In 1895 a young journalist on an expedition in the mountains near Heiden heard about Dunant and sought an interview with him. Within a few days the world learned that Dunant was still alive although living under somewhat austere conditions for a person who had given the world so much. Offers to help poured in; acknowledgments of his great service came through the mails, from the high and the lowly, in near and far places. Pope Leo XIII sent him his signed portrait, on which was inscribed with his own hand the words "Fiat pax in virtute tua Deus." ["By Thy power, let there be peace, O God."] Dunant, calm in the serenity of age, appreciated the accolades bestowed upon him. He made it clear, however, that he did not need help; his few simple needs were more than adequately met by the hospital and his neighbors in Heiden.

One climaxing honor remained for Dunant. In 1901 the Nobel committee awarded him its first Peace Prize, shared jointly with the Frenchman Frederic Passy. Since Dunant was too feeble to make the long journey to Christiana, the prize and, later, the medal were sent to him. From Geneva, his old home, came this message from the International Committee of the Red Cross:

"There is no man who more deserves this honour, for it was you, forty years ago, who set on foot the international organization for the relief of the wounded on the battlefield. Without you, the Red Cross, the supreme humanitarian achievement of the nineteenth century, would probably never have been undertaken."
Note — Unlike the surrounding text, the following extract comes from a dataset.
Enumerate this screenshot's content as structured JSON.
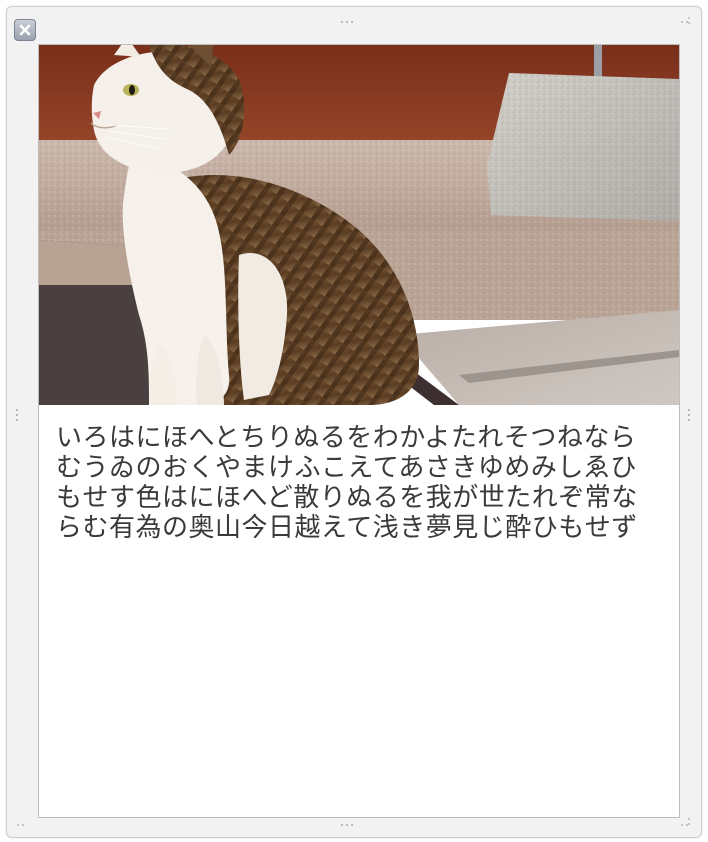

On Sunday, October 30, 1910, Jean Henri Dunant died at Heiden, among the mountains and the people where he had found peace of mind, friendship, and a haven of security.

A Memory of Solferino